Charter-ing a New Course in Behavioral Targeting

This week broadband provider Charter Communications revealed its plans to begin sharing its customers’ Web traffic with NebuAd, an advertising network. NebuAd’s service works by monitoring individuals’ online activities and creating profiles of those individuals’ interests. NebuAd then uses the profiles to serve targeted advertisements on the Web. Charter, with over 5 million subscribers, is the largest U.S. ISP to announce a deal with NebuAd thus far. As we discussed in our comments to the FTC last month, this model – where an ad network strikes a deal with an ISP that allows the network to conduct “deep packet inspection” (or “DPI”) of individual Web traffic streams – raises numerous privacy questions.

The main difference between these new ad networks and other kinds of online ad networks is that DPI-based ad networks may potentially gain access to all or substantially all of an individual’s Web traffic as it traverses the ISP’s infrastructure, including traffic to all political, religious, and other non-commercial sites (even those that do not use cookies and those that do not deliver ads). The prospect of having a third party handling all of this data likely defies most users’ expectations that the entire body of their Web surfing habits is not generally monitored by anyone, much less a third-party ad network they’ve never heard of.

One of the biggest outstanding questions about DPI-based ad networks is the legal basis that ISPs are using to justify the transfer of their subscribers’ data to a third-party ad network. In a letter addressed to Charter’s CEO, Rep. Ed Markey and Rep. Joe Barton have inquired about how the NebuAd deal can be reconciled with the Cable Act of 1984, which allows cable operators to share subscriber data with third parties only when subscribers give their prior approval. We are anxious to see Charter’s response. While the Cable Act applies only to cable operators, there are also questions about how the Electronic Communications Privacy Act (ECPA) — which covers all kinds of electronic communications — can be applied to DPI-based ad networks. With certain exceptions, ECPA and its amendments to the federal Wiretap Act prohibit ISPs from intercepting their customers’ communications or disclosing the content of those communications to a third party without the customers’ permission. Again, this doesn’t seem to square with Charter’s recent announcement.

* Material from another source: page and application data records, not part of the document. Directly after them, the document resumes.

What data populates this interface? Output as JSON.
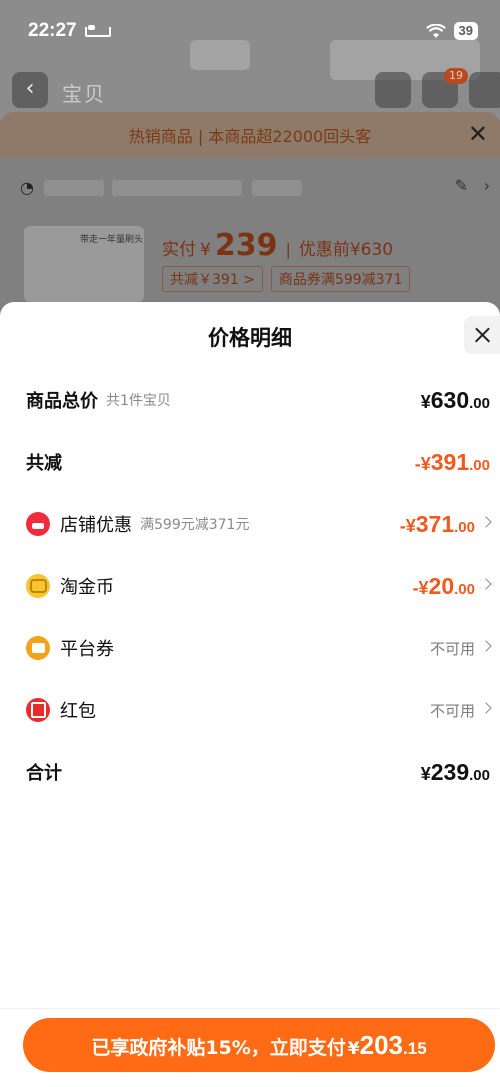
{
  "status_bar": {
    "time": "22:27",
    "battery": "39"
  },
  "background": {
    "nav_title": "宝贝",
    "cart_badge": "19",
    "hot_bar_text": "热销商品 | 本商品超22000回头客",
    "product_thumb_text": "带走一年量刷头",
    "price": {
      "label": "实付",
      "currency": "¥",
      "amount": "239",
      "before_label": "优惠前",
      "before_amount": "¥630"
    },
    "chips": [
      "共减￥391 >",
      "商品券满599减371"
    ]
  },
  "sheet": {
    "title": "价格明细",
    "rows": [
      {
        "label": "商品总价",
        "sub": "共1件宝贝",
        "currency": "¥",
        "int": "630",
        "dec": ".00",
        "tone": "black"
      },
      {
        "label": "共减",
        "sub": "",
        "currency": "-¥",
        "int": "391",
        "dec": ".00",
        "tone": "orange"
      },
      {
        "label": "店铺优惠",
        "sub": "满599元减371元",
        "currency": "-¥",
        "int": "371",
        "dec": ".00",
        "tone": "orange",
        "icon": "shop-icon"
      },
      {
        "label": "淘金币",
        "sub": "",
        "currency": "-¥",
        "int": "20",
        "dec": ".00",
        "tone": "orange",
        "icon": "coin-icon"
      },
      {
        "label": "平台券",
        "sub": "",
        "status": "不可用",
        "icon": "coupon-icon"
      },
      {
        "label": "红包",
        "sub": "",
        "status": "不可用",
        "icon": "red-packet-icon"
      },
      {
        "label": "合计",
        "sub": "",
        "currency": "¥",
        "int": "239",
        "dec": ".00",
        "tone": "black"
      }
    ]
  },
  "pay_button": {
    "text": "已享政府补贴15%，立即支付",
    "currency": "¥",
    "int": "203",
    "dec": ".15"
  },
  "colors": {
    "accent": "#ff6a14",
    "discount": "#ef5a1e",
    "overlay": "#7a7a7a"
  }
}
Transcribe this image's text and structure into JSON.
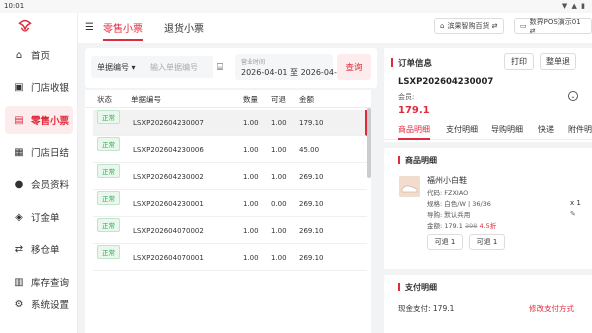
{
  "status_bar": {
    "time": "10:01",
    "icons": "▼ ▲ ▮"
  },
  "sidebar": {
    "items": [
      {
        "label": "首页",
        "icon": "home-icon",
        "glyph": "⌂"
      },
      {
        "label": "门店收银",
        "icon": "cashier-icon",
        "glyph": "▣"
      },
      {
        "label": "零售小票",
        "icon": "receipt-icon",
        "glyph": "▤",
        "active": true
      },
      {
        "label": "门店日结",
        "icon": "calendar-icon",
        "glyph": "▦"
      },
      {
        "label": "会员资料",
        "icon": "member-icon",
        "glyph": "●"
      },
      {
        "label": "订金单",
        "icon": "deposit-icon",
        "glyph": "◈"
      },
      {
        "label": "移仓单",
        "icon": "transfer-icon",
        "glyph": "⇄"
      },
      {
        "label": "库存查询",
        "icon": "inventory-icon",
        "glyph": "▥"
      },
      {
        "label": "系统设置",
        "icon": "settings-icon",
        "glyph": "⚙"
      }
    ]
  },
  "header": {
    "menu_glyph": "☰",
    "tabs": [
      {
        "label": "零售小票",
        "active": true
      },
      {
        "label": "退货小票",
        "active": false
      }
    ],
    "store": "滨果智购百货 ⇄",
    "pos": "数界POS演示01 ⇄"
  },
  "filter": {
    "select_label": "单据编号 ▾",
    "input_placeholder": "输入单据编号",
    "scan_glyph": "⌸",
    "date_label": "营业时间",
    "date_value": "2026-04-01  至  2026-04-",
    "query_label": "查询"
  },
  "table": {
    "columns": [
      "状态",
      "单据编号",
      "数量",
      "可退",
      "金额"
    ],
    "rows": [
      [
        "正常",
        "LSXP202604230007",
        "1.00",
        "1.00",
        "179.10"
      ],
      [
        "正常",
        "LSXP202604230006",
        "1.00",
        "1.00",
        "45.00"
      ],
      [
        "正常",
        "LSXP202604230002",
        "1.00",
        "1.00",
        "269.10"
      ],
      [
        "正常",
        "LSXP202604230001",
        "1.00",
        "0.00",
        "269.10"
      ],
      [
        "正常",
        "LSXP202604070002",
        "1.00",
        "1.00",
        "269.10"
      ],
      [
        "正常",
        "LSXP202604070001",
        "1.00",
        "1.00",
        "269.10"
      ]
    ]
  },
  "order": {
    "title": "订单信息",
    "print_label": "打印",
    "return_all_label": "整单退",
    "order_no": "LSXP202604230007",
    "member_label": "会员:",
    "total": "179.1",
    "sub_tabs": [
      "商品明细",
      "支付明细",
      "导购明细",
      "快递",
      "附件明"
    ],
    "product_section": "商品明细",
    "product": {
      "name": "福州小白鞋",
      "code": "代码: FZXIAO",
      "spec": "规格: 白色/W | 36/36",
      "guide": "导购: 默认兵用",
      "amount_prefix": "金额: 179.1",
      "orig_price": "398",
      "discount": "4.5折",
      "qty": "x 1",
      "edit_glyph": "✎",
      "btn_return": "可退 1",
      "btn_returned": "可退 1"
    },
    "payment_section": "支付明细",
    "payment_line": "现金支付: 179.1",
    "edit_payment_label": "修改支付方式"
  },
  "colors": {
    "accent": "#e02b3c",
    "accent_bg": "#fdeced",
    "ok_green": "#2ba84a"
  }
}
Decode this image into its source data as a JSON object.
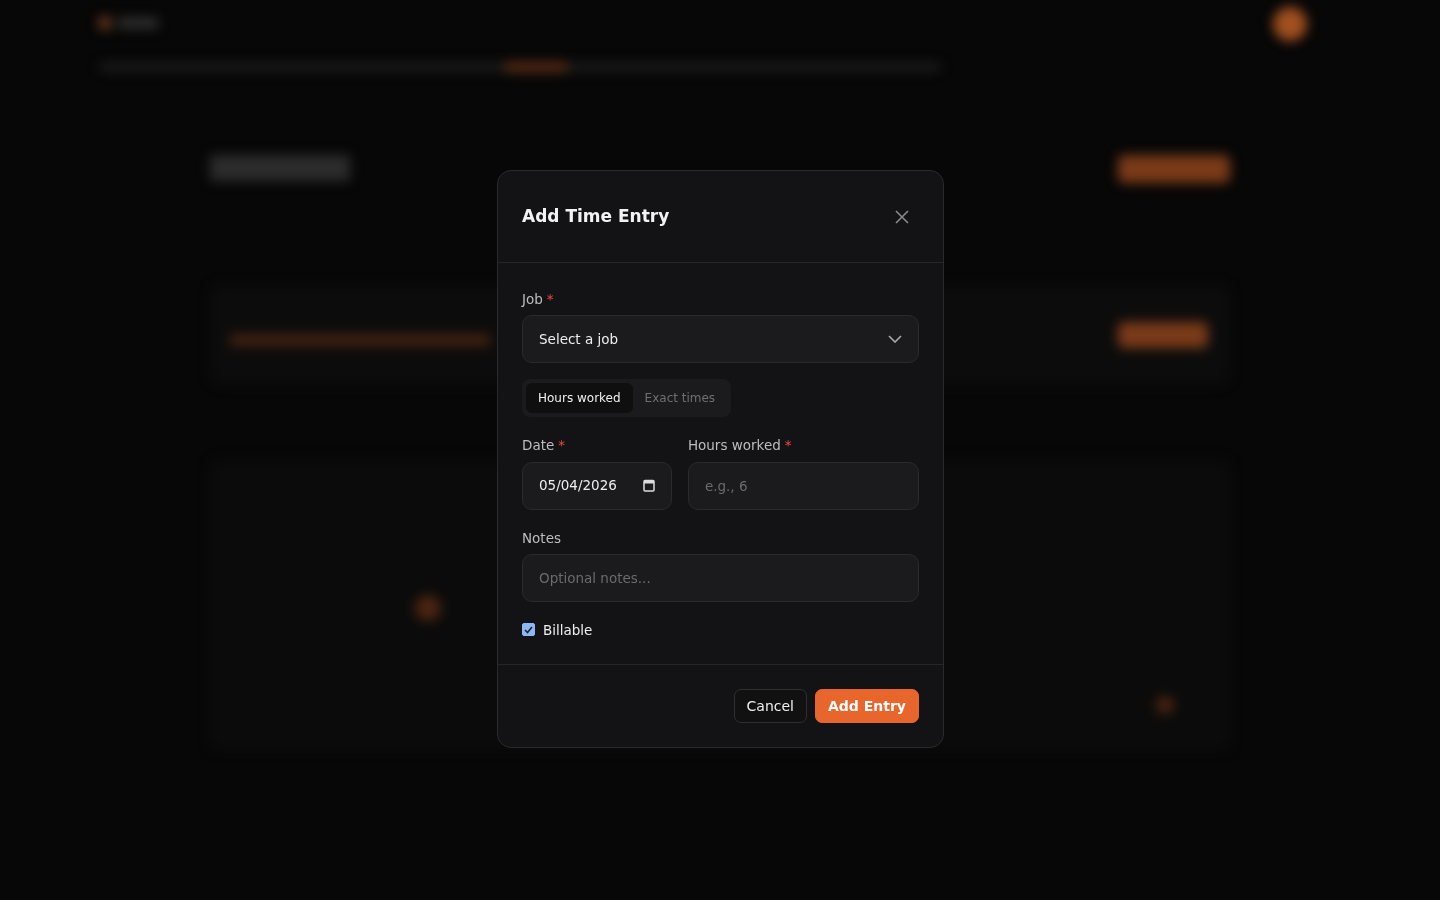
{
  "dialog": {
    "title": "Add Time Entry",
    "job": {
      "label": "Job",
      "required_mark": "*",
      "value": "Select a job"
    },
    "modes": [
      {
        "label": "Hours worked",
        "selected": true
      },
      {
        "label": "Exact times",
        "selected": false
      }
    ],
    "date": {
      "label": "Date",
      "required_mark": "*",
      "value": "05/04/2026"
    },
    "hours": {
      "label": "Hours worked",
      "required_mark": "*",
      "placeholder": "e.g., 6"
    },
    "notes": {
      "label": "Notes",
      "placeholder": "Optional notes..."
    },
    "billable": {
      "label": "Billable",
      "checked": true
    },
    "buttons": [
      {
        "label": "Cancel",
        "kind": "secondary"
      },
      {
        "label": "Add Entry",
        "kind": "primary"
      }
    ]
  }
}
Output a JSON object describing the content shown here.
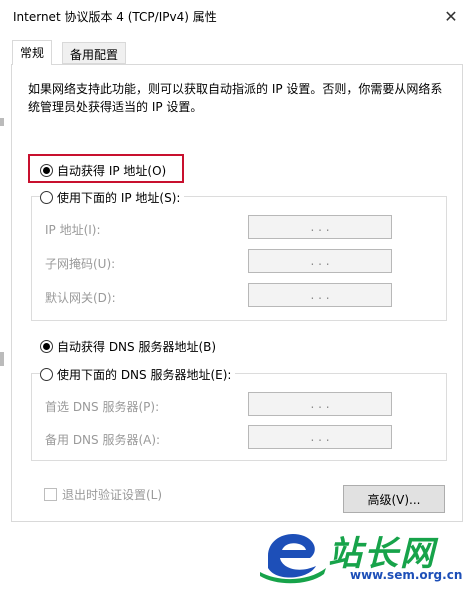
{
  "window": {
    "title": "Internet 协议版本 4 (TCP/IPv4) 属性",
    "close_glyph": "✕"
  },
  "tabs": [
    {
      "label": "常规",
      "active": true
    },
    {
      "label": "备用配置",
      "active": false
    }
  ],
  "description": "如果网络支持此功能，则可以获取自动指派的 IP 设置。否则，你需要从网络系统管理员处获得适当的 IP 设置。",
  "ip_section": {
    "auto_label": "自动获得 IP 地址(O)",
    "auto_checked": true,
    "manual_label": "使用下面的 IP 地址(S):",
    "manual_checked": false,
    "fields": [
      {
        "label": "IP 地址(I):",
        "value": ". . ."
      },
      {
        "label": "子网掩码(U):",
        "value": ". . ."
      },
      {
        "label": "默认网关(D):",
        "value": ". . ."
      }
    ]
  },
  "dns_section": {
    "auto_label": "自动获得 DNS 服务器地址(B)",
    "auto_checked": true,
    "manual_label": "使用下面的 DNS 服务器地址(E):",
    "manual_checked": false,
    "fields": [
      {
        "label": "首选 DNS 服务器(P):",
        "value": ". . ."
      },
      {
        "label": "备用 DNS 服务器(A):",
        "value": ". . ."
      }
    ]
  },
  "validate_label": "退出时验证设置(L)",
  "advanced_label": "高级(V)...",
  "watermark": {
    "brand": "站长网",
    "url": "www.sem.org.cn"
  },
  "colors": {
    "highlight": "#c8102e",
    "disabled_text": "#9a9a9a",
    "watermark_green": "#17a34a",
    "watermark_blue": "#1d4fb8"
  }
}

There are also many unresolved questions about how users can opt out of the Charter/NebuAd system. In order to opt out, Charter subscribers are required to input their names and addresses into a Web form. However, the opt out choice is stored in a regular browser cookie, which does not need and does not contain the user’s name and address. Why, then, is Charter requiring users to fork over their personal information just to opt out? (And why are they using opt-out cookies, a mechanism that has major drawbacks?)

Another concern: As we understand it, even if you opt-out, your entire communications stream is still copied and delivered to NebuAdNebuAd says it won’t read or store the data of those who have opted-out, but isn’t there a way to implement user choice that does not involve delivering your entire data stream to a third party when you have expressly opted out of the service? Answers to all of these questions are necessary before consumers can understand the implications of DPI-based ad networks.